■ **DATA FOR THIS TASK**:
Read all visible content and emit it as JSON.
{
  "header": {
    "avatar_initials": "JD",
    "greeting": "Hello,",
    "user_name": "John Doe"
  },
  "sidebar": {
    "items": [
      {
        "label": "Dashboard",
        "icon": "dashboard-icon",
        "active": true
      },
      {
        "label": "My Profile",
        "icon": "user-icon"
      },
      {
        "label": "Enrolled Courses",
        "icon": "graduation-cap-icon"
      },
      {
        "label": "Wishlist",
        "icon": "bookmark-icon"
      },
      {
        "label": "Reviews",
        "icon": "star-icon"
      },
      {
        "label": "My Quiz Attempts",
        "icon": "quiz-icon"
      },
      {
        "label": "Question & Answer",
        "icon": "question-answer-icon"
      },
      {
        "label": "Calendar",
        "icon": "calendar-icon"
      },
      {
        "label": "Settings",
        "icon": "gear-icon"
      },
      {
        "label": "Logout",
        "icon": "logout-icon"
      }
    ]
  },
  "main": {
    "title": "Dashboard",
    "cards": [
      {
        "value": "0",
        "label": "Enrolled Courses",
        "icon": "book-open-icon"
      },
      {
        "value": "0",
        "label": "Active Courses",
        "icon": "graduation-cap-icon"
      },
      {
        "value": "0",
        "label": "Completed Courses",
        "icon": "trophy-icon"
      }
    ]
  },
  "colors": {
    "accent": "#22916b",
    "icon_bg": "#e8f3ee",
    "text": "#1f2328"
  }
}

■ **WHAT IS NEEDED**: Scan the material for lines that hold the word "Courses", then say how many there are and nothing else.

■ **ANSWER TO THIS PROBLEM**: 4